by Aleta George on November 07, 2012
Matt Stoeker, director of Beyond Searsville Dam, is a homegrown activist. He grew up in Portola Valley upstream of the 65-foot-tall dam. He says that as a boy his chosen “religion” was to fish and explore Corte Madera Creek above the dam. The fish he saw in that creek were small, so when at age 19 he saw a 30-inch silver fish jump out of the scour pool at the dam’s foot, he was surprised. “Whoa, what was that?” he said to his friends. The fish, a steelhead trout, jumped out of the water several times in its attempt to get upstream. Each time it slammed into the dam.
“That moment of seeing that steelhead trying to swim home and bouncing off the concrete wall was something I couldn’t walk away from,” says Stoeker, who went on to study restoration ecology in college. Then he returned to his natal creek to start Beyond Searsville Dam, a nonprofit organization that wants to see the dam removed and wild steelhead back in their historic spawning grounds in Corte Madera Creek.
As dam sites go, Searsville is in an ideal location. Six creeks converge in a meadow upstream of a narrow gorge where the dam hovers above San Fransisquito Creek, one of few creeks flowing into San Francisco Bay that still supports a consistent steelhead run. Spring Valley Water Company built the concrete block dam in 1892 and in 1919 sold it to Stanford University.
A Stanford University steering committee is in the process of studying alternatives for future management of the dam, including its possible removal. Like most aging dams, this one is no longer efficient. Sediment accumulated in its reservoir has choked water storage capacity to ten percent of what it once was. But even with its hobbled capacity, the reservoir is a major source for the one million gallons of non-potable water used by the university each day, according to Stanford Report.
“It’s a complicated and nuanced issue,” says Philippe Cohen, executive director of the 1,189-acre Jasper Ridge Biological Preserve, about a fifth of which is occupied by the dam, reservoir, and associated freshwater wetlands. Cohen says the committee hopes to make a recommendation to the president and provost by the end of 2013.
Whether the dam comes down or stays, the biggest headache for the university is the sediment behind the dam. Should it be left where it is to protect the freshwater wetlands created by the dam, on which migrating birds have come to depend? Should it be mechanically removed (an expensive proposal), or should it be allowed to slowly flush into the Bay?

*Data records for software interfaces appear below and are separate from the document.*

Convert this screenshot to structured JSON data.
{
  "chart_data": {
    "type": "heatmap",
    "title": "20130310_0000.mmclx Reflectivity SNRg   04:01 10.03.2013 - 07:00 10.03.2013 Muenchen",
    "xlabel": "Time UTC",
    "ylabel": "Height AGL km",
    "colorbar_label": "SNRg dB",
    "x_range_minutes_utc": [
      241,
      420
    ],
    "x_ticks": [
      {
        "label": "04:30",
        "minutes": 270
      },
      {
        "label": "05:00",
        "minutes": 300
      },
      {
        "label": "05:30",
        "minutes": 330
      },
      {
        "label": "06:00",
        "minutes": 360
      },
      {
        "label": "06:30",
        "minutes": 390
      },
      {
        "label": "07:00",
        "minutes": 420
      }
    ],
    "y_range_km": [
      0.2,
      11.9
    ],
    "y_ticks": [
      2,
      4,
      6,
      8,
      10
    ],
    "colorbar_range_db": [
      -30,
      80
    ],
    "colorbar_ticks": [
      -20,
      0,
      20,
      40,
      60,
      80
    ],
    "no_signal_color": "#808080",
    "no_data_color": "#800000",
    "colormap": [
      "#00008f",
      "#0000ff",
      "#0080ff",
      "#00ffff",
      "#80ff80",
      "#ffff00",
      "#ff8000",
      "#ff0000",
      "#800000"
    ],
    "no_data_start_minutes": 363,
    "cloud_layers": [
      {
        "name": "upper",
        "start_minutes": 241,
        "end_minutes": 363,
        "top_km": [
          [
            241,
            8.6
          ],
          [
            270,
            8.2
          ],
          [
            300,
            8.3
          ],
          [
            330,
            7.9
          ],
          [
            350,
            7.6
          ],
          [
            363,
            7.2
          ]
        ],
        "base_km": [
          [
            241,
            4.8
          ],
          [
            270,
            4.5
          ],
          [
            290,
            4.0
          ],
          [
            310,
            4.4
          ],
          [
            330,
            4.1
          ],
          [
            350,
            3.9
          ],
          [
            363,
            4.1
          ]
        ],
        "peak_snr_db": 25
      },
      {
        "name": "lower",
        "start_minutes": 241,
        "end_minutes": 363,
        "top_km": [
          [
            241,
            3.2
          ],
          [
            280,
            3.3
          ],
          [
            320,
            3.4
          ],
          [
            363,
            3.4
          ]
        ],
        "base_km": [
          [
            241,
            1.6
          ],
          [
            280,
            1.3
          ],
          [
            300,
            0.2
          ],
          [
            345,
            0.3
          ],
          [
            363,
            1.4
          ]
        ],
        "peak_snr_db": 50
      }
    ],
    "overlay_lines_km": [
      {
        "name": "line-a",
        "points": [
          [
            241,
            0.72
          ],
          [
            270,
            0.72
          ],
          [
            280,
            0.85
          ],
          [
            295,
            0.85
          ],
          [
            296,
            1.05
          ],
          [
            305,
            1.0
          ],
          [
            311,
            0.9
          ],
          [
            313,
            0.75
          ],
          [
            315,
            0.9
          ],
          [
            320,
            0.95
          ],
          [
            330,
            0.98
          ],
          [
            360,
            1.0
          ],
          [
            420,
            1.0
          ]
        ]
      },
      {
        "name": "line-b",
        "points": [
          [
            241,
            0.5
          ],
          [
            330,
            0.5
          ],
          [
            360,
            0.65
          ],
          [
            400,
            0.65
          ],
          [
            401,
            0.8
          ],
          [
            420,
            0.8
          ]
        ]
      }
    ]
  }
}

For Stoeker, that would be a win-win. Dams have been starving downstream wetlands of sediment for years, says Stoeker, who argues that the sediment will come in handy as sea level rises. “The only sustainable way to deal with rising sea levels is to have enough suspended sediment in the system,” he says. Find out more about Stoeker’s work at beyondsearsvilledam.org.